→ YOUR INSTRUCTIONS
State how many lines in the following entries hold the word "this". The reply is that number only.

Data entries

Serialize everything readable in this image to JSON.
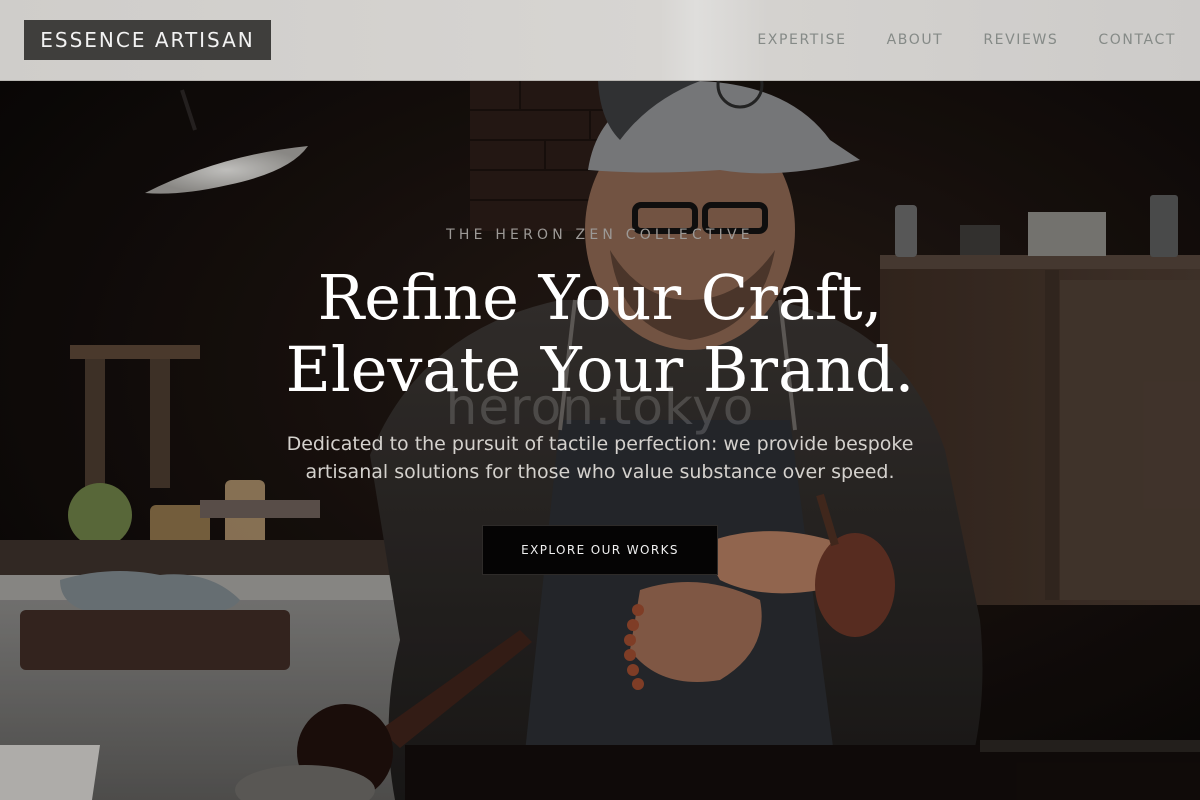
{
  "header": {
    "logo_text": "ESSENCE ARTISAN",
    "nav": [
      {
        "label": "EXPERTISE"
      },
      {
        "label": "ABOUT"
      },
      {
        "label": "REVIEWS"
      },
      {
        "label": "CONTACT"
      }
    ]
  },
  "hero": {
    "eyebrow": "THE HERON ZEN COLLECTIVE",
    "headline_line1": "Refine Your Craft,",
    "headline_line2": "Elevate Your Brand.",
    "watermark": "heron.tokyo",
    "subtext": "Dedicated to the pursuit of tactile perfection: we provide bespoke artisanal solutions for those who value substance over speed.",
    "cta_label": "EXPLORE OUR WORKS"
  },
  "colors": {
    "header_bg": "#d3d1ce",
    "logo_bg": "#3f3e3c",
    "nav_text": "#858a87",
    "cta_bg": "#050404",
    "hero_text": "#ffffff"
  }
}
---
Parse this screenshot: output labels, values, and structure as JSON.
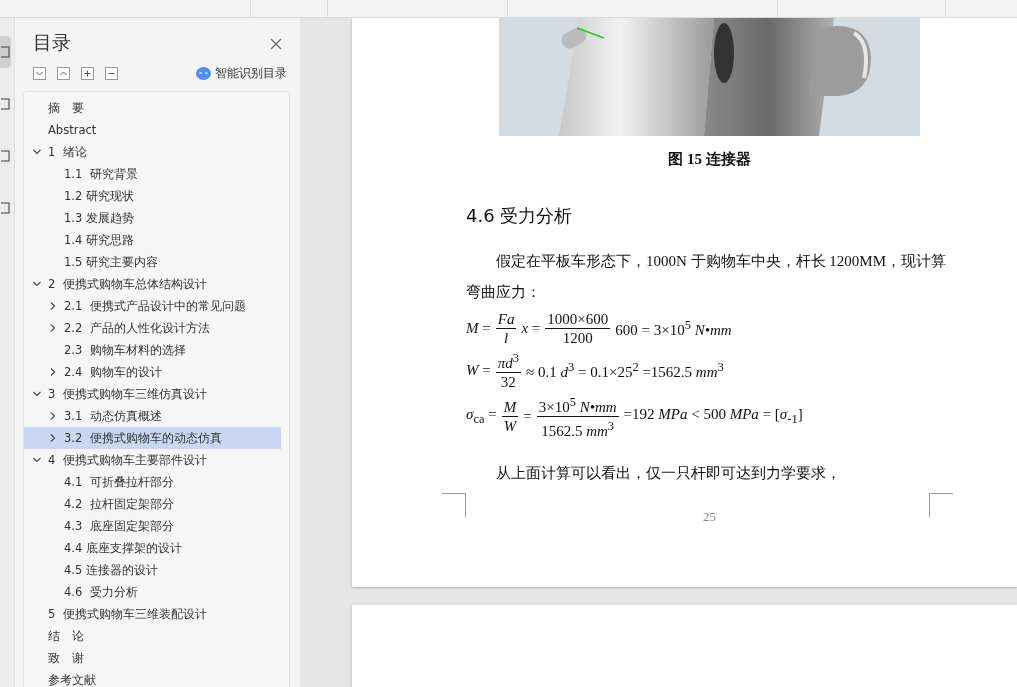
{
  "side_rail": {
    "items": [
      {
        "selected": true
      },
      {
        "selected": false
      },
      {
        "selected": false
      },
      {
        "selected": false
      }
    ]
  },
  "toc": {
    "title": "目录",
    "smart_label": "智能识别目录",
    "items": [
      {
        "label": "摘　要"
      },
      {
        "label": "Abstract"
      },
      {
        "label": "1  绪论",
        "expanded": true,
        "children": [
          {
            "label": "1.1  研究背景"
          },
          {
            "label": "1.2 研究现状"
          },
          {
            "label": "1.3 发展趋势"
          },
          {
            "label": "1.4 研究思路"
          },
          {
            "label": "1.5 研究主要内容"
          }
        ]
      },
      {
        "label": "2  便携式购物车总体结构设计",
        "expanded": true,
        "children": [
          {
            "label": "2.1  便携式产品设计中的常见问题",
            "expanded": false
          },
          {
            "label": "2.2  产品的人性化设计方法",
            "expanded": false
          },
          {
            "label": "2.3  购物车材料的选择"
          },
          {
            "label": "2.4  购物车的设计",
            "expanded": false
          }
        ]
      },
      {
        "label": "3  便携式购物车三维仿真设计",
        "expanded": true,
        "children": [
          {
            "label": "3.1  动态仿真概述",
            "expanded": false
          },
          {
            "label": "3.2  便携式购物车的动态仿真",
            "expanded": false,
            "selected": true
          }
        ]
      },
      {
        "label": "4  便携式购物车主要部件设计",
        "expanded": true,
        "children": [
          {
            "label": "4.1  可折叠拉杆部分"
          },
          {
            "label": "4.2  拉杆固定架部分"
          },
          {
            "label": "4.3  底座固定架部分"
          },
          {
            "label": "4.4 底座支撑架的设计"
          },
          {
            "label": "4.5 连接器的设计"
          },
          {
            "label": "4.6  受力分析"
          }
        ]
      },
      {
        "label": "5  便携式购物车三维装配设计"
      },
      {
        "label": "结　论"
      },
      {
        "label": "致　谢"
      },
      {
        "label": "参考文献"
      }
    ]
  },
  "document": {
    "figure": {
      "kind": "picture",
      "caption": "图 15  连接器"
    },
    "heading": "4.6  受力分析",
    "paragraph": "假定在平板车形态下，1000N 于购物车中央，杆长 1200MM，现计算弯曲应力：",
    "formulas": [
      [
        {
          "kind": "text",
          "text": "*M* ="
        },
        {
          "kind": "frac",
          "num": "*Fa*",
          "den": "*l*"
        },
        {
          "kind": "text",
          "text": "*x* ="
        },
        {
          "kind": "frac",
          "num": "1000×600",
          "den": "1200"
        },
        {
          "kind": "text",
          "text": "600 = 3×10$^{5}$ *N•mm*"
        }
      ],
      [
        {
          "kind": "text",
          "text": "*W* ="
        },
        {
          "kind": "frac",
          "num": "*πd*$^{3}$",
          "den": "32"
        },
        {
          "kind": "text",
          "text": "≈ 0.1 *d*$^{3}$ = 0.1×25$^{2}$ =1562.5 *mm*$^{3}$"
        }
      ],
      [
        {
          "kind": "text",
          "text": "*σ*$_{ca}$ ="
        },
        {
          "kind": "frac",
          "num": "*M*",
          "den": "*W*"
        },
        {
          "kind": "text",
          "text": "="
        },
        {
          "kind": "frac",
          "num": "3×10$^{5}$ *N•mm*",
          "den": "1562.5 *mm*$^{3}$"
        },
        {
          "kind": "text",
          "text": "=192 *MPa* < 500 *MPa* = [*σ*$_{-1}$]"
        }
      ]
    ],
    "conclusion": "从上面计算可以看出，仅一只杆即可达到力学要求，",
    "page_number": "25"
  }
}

→ ANSWER SECTION
2